« Abraham took the wood of the sacrifice, put it on Isaac his son, took the fire and the knife in his hand, and they both went together.» iv
Rashi comments: « They both went together: Abraham who knew he was going to sacrifice his son, walked with the same goodwill and joy as Isaac who suspected nothing. «
Abraham kept the secret of what awaited Isaac. He told him nothing. The secret was absolute. Abraham did not let anything show on his face. He even walked cheerfully, according to Rashi, so as not to arouse any fear in Isaac. But some suspicion nevertheless arose and Isaac finally questioned his father: « ‘Here is the fire and the wood, but where is the lamb of the burnt offering?’ Abraham answered: ‘God himself will choose the lamb of the burnt offering, my son,’ and they both went together. » v
The repetition of this phrase, « they both went together », suggests two different meanings. Rashi comments: « And though Isaac understood that he was going to be immolated, ‘they both went together’, with one heart. »
The first time, it is Abraham who took the emotional burden on him. The second time, it was Isaac. He did not show anything about what he had guessed to be his fate. He kept his emotion secret.
In both cases, for Abraham and for Isaac, – absolute secrecy of the heart, but a secrecy that was not transcendent, indeed.
It was only the secret of a silent father, in one case, and the secret of a son who was silent, in the other. It was a doubly absolute secret, one can imagine.
Or, perhaps, was the absolute also present, secretly, in these moments, in two different ways?
This absolute, so secret, so doubly secret, can also, in fact, be called the « other ».
One could even suggest that this absolute wasthe « All Other ».
But then why does Derrida insist on the idea that the Absolute which is the « other » is precisely not « transcendent »?
In the text of Genesis, however, transcendence does appear at this crucial moment in all splendor: « But a messenger of the Lord called to him from heaven, and he said, ‘Abraham… Abraham!’ He answered, ‘Here I am,’ and said, ‘Do not lay a hand on this young man, do nothing to him! For now I know that you fear God, you who did not deny me your son, your only son ». vi
One knows that the absolute is secret, that it is the « other ». As for being « transcendent », it is a question of interpretation.
Shortly after finding a ram embarrassed by its horns in a bush and sacrificing it as a burnt offering in place of his son, Abraham named the place where this whole scene had taken place: « YHVH will see. »vii In Hebrew: יְהוָה יִרְאֶה (‘Adonai-Yiré’)
The Targum interprets this verse as follows, according to Rashi: God will choose for Himself this place to make His Divine Presence reside there and to make offerings there.
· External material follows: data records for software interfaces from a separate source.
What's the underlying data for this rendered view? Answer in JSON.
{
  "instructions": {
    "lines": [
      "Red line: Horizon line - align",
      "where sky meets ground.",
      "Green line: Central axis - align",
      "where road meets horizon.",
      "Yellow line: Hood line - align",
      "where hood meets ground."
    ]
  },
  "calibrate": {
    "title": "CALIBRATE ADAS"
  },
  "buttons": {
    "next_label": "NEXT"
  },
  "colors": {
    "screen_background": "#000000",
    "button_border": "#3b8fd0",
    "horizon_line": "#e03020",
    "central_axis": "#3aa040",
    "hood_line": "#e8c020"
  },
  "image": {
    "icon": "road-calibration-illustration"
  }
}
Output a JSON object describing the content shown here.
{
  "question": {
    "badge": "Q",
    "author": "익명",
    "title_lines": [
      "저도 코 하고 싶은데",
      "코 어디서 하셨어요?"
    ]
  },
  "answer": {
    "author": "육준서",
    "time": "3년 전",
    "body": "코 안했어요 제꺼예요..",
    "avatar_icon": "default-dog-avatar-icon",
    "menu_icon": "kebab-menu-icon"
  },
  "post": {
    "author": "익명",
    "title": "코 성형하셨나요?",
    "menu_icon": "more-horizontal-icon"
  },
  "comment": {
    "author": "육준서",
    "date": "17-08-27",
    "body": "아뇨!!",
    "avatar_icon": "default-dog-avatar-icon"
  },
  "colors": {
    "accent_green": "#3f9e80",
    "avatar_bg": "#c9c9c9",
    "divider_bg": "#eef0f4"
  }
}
And it will be said about this place: It is on this mountain that God makes Himself seen by His people.
But if « YHVH will see » is to be understood as « God will be seen », the Targum should also explain why the active way (God will see) has been changed into a passive way (God will be seen).
The Midrach gives yet another interpretation, according to Rachi. « YHVH will see » means: « The LORD will see this offering to forgive Israel every year and to spare it the punishment it deserves. So it will be said in the generations to come: Today God shows Himself on the mountain. Isaac’s ashes are still there to make atonement for our sins. »
A Cartesian spirit will point out that the ashes of the ram offered as a holocaust are still on the mountain called « YHVH will see », but certainly not the ashes of Isaac, since the latter left, alive and well, with his father to Beer-sheba.
From all of this, it emerges that the initial secret, so opaque, unravels endlessly, in twisted insinuations, in down-to-earth or messianic interpretations, depending on different « points of view ».
For us, who respect grammatical values more than lyrical flights of fancy, we will remember above all that « He will see » may also mean « He will be seen ».
Ultimately, it is the grammar itself, the foundation of the language, that must be deconstructed if we want to unlock the secret, not of the language, but of the one who speaks.
iJacques Derrida, Maurizio Ferraris. Le goût du secret. Hermann. 2018, p.69-70
vGen. 22, 7-8
viGen. 22, 11-13